## SUPPLIED ENTRIES:
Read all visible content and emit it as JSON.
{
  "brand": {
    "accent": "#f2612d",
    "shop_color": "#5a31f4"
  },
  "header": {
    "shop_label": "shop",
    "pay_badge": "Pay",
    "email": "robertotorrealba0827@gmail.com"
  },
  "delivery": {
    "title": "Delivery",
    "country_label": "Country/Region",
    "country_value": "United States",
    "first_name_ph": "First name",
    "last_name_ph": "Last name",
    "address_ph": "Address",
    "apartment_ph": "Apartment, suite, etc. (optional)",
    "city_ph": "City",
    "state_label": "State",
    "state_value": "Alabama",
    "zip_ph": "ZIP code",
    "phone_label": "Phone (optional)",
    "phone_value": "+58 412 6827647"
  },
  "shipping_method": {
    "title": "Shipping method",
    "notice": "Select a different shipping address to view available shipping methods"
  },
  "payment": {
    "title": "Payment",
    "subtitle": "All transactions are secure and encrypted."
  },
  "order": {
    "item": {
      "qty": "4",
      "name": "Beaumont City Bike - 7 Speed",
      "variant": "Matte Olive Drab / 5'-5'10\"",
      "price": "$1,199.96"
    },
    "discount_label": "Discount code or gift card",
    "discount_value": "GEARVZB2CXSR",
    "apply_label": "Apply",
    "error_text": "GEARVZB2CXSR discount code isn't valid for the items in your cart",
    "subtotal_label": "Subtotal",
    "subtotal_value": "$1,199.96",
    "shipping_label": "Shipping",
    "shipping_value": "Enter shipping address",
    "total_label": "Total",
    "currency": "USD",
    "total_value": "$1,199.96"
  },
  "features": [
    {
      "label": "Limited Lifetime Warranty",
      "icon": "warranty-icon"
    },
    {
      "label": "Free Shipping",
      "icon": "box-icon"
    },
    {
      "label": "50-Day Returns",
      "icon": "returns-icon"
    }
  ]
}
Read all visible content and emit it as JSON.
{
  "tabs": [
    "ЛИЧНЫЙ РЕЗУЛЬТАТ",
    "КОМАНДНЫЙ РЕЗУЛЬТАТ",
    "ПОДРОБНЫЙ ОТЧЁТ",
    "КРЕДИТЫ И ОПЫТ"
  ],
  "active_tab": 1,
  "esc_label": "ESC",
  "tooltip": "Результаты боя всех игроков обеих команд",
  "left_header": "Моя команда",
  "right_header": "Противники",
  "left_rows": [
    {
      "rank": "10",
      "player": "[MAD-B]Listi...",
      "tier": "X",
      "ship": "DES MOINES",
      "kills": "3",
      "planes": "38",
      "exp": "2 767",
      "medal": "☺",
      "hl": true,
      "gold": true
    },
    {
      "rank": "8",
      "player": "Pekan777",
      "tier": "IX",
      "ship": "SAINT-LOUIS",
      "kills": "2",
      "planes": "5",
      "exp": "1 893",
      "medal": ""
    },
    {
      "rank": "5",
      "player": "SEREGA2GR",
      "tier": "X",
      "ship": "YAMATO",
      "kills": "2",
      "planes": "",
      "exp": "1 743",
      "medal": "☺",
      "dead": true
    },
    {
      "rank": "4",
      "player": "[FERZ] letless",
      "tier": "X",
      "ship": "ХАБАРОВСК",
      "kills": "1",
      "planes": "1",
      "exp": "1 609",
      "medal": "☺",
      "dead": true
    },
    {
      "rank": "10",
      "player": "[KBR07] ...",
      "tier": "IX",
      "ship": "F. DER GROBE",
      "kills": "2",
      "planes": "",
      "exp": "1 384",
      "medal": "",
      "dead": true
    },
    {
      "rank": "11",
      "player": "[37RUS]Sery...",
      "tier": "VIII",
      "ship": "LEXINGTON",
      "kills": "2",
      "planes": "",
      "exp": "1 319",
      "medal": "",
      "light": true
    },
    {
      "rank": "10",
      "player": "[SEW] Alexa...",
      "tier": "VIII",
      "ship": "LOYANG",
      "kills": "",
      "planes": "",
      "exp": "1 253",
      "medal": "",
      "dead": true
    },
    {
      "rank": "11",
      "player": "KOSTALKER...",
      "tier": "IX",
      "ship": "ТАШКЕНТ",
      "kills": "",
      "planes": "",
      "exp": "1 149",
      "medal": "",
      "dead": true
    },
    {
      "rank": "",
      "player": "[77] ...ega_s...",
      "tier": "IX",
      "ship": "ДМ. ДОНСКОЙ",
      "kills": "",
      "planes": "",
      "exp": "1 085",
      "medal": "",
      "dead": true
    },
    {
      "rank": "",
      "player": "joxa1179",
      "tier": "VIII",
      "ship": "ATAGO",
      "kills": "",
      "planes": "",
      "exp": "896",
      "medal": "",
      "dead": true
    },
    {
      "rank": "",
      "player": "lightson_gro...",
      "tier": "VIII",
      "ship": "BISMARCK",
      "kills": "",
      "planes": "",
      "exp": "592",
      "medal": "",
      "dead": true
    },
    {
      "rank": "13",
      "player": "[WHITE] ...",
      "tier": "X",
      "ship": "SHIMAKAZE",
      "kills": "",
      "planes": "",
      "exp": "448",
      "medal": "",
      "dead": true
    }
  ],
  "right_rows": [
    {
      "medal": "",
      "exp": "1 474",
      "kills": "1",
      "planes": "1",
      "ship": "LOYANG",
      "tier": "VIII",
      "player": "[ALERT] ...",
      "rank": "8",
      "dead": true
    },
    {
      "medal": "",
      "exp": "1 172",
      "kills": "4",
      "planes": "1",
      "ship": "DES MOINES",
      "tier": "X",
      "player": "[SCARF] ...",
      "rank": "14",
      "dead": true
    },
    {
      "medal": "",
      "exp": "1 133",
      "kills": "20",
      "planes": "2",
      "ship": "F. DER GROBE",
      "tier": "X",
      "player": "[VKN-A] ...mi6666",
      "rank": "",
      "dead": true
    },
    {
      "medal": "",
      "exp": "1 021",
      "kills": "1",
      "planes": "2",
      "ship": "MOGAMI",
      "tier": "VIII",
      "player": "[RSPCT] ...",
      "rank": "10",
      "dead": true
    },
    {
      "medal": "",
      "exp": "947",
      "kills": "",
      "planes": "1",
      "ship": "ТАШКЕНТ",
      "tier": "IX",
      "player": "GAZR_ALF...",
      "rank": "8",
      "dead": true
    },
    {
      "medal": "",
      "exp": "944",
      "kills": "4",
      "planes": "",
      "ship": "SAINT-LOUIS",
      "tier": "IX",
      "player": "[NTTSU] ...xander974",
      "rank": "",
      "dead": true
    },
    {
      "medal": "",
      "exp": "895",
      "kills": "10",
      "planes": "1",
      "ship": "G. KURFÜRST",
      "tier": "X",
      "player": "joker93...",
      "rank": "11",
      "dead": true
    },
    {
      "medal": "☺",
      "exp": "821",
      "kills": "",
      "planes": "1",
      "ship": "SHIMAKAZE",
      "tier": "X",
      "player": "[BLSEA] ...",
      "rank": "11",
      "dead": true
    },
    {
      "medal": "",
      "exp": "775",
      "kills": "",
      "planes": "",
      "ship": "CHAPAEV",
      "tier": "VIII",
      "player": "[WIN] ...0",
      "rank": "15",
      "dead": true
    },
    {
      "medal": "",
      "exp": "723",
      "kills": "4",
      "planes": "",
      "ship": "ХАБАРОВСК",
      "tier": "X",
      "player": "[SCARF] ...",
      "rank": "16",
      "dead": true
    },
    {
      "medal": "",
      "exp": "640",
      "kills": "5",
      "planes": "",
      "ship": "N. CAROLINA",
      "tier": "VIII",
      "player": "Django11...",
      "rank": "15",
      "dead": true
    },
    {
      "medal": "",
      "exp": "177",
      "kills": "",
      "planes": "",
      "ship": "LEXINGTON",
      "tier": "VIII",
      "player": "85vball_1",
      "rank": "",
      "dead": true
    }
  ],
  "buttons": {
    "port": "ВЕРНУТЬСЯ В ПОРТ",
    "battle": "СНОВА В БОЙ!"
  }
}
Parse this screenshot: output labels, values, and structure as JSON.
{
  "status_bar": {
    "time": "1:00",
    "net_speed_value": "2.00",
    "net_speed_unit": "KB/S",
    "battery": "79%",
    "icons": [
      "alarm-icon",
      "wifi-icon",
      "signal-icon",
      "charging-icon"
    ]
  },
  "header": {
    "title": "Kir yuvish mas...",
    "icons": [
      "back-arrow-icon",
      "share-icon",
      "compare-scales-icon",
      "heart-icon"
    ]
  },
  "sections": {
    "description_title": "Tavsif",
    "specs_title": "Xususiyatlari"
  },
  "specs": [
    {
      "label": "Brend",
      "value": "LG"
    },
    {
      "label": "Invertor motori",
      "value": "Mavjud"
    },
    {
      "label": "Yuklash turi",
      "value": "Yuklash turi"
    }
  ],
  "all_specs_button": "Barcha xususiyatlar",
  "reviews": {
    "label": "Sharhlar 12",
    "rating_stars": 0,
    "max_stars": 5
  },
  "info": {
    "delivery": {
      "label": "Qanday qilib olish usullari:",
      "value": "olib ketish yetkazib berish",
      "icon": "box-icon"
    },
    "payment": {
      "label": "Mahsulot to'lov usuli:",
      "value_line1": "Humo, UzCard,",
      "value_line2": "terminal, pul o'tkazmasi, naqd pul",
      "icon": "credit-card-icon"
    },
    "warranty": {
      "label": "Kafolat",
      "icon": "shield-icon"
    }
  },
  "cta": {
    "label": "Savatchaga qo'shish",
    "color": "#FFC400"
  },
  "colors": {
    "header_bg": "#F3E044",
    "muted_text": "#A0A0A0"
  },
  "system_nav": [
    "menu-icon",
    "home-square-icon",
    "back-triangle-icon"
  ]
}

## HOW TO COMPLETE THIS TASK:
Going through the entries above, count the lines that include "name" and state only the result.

## YOUR SOLUTION:
3